>>>

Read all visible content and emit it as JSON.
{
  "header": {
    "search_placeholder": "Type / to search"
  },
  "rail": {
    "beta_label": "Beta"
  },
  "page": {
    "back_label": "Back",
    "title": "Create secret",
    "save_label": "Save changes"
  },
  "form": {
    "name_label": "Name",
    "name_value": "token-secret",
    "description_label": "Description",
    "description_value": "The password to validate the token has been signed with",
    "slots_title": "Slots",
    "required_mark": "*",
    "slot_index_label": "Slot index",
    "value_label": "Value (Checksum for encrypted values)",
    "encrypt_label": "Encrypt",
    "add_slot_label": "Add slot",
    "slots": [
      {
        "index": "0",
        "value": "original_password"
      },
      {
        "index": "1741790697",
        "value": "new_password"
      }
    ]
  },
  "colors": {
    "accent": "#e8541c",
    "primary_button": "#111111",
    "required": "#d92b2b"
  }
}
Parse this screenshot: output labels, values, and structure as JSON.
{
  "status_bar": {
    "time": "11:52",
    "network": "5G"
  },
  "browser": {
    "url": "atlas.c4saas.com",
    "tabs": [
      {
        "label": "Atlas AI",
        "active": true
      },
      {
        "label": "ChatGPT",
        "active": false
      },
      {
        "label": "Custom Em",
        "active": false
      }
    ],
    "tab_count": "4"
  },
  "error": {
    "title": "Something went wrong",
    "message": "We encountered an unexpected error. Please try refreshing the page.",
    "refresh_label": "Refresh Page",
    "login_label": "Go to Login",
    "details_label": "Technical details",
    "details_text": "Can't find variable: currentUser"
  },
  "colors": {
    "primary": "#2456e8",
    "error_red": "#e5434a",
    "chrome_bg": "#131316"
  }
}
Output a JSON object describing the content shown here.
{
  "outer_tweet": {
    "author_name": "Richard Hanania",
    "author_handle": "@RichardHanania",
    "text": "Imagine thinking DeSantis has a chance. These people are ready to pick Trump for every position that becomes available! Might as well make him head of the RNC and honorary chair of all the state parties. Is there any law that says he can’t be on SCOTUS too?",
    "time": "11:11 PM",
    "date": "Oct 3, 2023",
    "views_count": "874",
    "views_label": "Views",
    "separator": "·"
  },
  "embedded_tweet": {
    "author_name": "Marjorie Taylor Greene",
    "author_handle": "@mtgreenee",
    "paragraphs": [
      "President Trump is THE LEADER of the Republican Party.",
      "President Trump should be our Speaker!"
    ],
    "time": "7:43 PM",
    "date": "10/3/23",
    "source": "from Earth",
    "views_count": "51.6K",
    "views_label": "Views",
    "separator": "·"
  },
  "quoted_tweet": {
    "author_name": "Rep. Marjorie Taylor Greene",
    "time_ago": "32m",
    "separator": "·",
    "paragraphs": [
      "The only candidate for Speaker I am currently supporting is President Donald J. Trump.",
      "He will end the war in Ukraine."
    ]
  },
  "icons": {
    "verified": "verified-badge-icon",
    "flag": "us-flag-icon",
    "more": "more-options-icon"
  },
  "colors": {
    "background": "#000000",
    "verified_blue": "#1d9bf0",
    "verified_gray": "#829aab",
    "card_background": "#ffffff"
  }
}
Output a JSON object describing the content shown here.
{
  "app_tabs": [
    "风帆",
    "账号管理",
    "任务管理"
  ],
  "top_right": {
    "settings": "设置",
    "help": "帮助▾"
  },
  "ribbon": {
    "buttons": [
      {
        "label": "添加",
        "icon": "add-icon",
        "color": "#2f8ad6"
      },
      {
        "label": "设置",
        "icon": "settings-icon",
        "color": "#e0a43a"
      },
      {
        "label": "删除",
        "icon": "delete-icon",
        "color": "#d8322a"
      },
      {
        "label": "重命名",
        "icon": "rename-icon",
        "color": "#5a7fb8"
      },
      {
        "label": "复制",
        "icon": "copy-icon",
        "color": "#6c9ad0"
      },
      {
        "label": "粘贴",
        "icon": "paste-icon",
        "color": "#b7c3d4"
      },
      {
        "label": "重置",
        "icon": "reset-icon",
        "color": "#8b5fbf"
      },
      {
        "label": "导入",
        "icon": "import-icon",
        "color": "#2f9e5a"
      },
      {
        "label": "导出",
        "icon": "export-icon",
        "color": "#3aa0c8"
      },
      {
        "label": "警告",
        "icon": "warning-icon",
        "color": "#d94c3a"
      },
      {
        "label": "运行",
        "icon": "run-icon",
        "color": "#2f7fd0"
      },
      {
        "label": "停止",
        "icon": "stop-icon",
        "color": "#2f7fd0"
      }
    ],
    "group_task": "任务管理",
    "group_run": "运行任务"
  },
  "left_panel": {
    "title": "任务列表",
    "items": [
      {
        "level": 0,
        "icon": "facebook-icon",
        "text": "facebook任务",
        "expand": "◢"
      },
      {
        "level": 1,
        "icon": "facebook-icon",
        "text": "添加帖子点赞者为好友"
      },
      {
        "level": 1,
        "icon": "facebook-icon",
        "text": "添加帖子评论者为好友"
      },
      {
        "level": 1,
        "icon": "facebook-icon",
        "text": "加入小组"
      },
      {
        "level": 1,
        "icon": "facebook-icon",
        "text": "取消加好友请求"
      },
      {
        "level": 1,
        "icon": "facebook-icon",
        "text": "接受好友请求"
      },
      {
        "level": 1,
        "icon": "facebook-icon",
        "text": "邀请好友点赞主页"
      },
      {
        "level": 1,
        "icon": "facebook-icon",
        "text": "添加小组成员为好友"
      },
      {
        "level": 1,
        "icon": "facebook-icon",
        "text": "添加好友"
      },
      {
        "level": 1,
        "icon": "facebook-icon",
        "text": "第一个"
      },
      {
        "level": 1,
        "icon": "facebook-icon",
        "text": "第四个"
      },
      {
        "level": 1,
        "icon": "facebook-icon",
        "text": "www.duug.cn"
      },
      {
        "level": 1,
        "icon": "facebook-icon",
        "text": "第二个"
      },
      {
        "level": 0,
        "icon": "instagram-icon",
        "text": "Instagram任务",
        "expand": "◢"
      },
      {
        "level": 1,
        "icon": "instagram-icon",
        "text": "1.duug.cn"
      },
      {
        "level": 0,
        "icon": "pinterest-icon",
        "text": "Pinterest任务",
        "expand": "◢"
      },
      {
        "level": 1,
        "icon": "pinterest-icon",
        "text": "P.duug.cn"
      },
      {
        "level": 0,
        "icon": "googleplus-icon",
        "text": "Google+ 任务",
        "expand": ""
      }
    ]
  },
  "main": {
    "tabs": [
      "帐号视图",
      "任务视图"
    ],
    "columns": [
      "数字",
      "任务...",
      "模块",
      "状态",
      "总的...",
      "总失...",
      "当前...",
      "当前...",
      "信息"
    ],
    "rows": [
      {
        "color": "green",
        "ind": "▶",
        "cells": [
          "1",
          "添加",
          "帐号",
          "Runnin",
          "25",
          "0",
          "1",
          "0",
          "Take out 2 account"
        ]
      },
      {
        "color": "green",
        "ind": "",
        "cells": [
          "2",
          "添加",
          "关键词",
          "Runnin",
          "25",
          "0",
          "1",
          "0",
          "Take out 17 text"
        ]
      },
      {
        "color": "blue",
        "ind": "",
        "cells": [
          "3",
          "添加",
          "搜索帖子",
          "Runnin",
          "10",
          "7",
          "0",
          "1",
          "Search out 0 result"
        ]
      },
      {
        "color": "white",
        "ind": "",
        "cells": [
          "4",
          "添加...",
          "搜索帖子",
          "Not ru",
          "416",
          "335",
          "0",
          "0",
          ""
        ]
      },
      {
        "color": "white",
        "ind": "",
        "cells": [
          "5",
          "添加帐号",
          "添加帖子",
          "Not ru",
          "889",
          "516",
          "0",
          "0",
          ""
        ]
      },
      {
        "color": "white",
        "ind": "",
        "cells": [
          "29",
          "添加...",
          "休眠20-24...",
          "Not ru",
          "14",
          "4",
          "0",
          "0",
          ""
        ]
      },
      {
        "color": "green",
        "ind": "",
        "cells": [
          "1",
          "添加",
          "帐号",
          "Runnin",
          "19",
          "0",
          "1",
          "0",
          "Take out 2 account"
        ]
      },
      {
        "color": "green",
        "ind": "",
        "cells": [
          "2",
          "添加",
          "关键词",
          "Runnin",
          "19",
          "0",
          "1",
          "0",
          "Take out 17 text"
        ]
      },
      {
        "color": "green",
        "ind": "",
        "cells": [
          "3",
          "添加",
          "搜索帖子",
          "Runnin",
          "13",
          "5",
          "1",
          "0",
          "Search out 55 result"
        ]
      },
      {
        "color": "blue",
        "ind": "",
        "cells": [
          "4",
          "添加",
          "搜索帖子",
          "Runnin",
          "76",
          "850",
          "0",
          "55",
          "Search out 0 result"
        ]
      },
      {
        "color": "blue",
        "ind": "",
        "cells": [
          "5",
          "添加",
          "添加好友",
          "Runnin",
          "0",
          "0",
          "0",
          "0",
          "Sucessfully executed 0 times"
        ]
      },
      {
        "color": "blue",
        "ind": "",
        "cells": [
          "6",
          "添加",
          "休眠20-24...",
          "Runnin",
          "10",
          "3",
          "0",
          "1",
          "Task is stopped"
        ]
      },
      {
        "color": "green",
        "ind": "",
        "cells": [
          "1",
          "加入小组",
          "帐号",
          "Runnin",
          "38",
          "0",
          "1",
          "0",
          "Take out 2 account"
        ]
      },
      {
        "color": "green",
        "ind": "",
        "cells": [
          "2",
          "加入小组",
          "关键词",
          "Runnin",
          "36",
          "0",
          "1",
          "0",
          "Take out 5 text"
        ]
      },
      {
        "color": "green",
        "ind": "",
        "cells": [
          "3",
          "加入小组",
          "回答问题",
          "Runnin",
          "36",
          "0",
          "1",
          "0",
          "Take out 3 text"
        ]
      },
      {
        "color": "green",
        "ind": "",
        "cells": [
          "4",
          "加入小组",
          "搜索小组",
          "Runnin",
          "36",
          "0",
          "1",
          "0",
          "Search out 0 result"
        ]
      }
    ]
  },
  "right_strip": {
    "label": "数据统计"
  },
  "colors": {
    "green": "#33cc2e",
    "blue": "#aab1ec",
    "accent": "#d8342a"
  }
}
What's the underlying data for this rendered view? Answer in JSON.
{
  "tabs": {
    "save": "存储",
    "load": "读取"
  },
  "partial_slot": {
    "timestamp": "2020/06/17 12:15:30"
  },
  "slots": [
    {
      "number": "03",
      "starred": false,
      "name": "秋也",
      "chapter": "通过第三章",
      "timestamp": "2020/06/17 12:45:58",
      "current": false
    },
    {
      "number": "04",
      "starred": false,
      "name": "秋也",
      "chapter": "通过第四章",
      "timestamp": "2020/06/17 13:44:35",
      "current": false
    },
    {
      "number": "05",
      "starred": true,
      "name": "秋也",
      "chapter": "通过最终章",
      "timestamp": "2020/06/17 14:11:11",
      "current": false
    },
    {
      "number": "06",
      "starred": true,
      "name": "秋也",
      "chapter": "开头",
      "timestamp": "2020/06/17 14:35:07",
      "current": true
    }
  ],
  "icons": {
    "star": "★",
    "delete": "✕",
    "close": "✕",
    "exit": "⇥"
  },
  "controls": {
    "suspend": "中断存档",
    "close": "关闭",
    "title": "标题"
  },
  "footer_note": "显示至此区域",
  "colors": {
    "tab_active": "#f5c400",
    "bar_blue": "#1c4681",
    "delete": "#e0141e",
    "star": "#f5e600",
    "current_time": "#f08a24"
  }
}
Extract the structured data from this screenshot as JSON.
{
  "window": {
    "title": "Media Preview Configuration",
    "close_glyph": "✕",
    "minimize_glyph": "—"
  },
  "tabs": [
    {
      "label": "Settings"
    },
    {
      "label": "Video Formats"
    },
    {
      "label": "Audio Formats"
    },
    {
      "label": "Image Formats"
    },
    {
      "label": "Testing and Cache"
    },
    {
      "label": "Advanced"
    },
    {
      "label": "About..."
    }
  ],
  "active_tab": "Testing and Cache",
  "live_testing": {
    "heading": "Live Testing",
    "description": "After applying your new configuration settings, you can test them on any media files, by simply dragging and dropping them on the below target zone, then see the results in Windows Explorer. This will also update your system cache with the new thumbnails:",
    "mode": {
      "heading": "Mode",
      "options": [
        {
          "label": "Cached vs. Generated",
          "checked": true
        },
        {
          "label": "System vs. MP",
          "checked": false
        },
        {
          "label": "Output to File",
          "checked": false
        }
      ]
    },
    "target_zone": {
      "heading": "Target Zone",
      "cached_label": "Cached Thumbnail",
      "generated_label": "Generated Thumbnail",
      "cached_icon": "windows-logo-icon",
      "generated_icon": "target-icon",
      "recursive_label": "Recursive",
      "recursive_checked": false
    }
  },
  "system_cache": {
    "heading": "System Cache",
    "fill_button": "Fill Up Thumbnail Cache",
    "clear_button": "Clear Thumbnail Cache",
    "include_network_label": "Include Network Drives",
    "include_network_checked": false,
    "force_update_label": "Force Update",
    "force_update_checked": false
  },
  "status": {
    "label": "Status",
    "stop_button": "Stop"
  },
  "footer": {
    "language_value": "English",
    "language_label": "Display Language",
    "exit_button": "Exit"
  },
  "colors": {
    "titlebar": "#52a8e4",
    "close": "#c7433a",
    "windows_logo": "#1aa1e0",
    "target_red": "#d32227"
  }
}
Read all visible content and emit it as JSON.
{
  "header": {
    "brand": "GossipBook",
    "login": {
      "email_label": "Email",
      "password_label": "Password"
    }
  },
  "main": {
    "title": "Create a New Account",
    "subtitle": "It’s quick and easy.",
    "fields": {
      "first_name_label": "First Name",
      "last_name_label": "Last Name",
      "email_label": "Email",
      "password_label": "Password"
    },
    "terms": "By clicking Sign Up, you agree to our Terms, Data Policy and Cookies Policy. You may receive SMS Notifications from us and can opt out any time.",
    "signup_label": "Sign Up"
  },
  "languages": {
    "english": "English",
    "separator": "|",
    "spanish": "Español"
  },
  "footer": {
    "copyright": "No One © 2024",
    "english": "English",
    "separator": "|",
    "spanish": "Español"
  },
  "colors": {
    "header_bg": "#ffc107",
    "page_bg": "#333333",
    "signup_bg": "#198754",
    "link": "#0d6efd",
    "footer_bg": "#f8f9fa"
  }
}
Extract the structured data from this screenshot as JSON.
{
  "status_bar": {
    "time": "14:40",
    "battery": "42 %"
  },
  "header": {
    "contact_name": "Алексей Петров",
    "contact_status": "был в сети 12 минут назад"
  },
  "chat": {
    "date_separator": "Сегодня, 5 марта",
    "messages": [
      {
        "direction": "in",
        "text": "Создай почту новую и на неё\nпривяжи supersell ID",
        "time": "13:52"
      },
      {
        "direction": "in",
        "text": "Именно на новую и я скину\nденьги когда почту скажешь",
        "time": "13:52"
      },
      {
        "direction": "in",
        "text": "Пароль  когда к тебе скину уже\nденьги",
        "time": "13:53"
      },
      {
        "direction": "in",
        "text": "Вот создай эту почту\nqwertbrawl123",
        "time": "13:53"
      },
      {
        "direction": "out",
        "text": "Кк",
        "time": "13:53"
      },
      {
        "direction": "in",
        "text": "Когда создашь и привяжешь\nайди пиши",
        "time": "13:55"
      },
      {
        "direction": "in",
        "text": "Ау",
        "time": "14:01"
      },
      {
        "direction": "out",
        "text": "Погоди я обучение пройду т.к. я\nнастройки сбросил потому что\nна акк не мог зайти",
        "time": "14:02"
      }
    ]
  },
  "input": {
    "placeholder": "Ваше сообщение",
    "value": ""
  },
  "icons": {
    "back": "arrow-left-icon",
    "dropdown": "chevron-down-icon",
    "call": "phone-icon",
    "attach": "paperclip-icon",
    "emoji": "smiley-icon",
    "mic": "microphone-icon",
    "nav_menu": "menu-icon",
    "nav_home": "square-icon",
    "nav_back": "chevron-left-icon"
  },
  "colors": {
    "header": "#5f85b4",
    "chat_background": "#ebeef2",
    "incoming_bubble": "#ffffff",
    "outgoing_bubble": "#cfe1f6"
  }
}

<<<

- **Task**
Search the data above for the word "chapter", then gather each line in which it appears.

- **Written reply**
      "chapter": "通过第三章",
      "chapter": "通过第四章",
      "chapter": "通过最终章",
      "chapter": "开头",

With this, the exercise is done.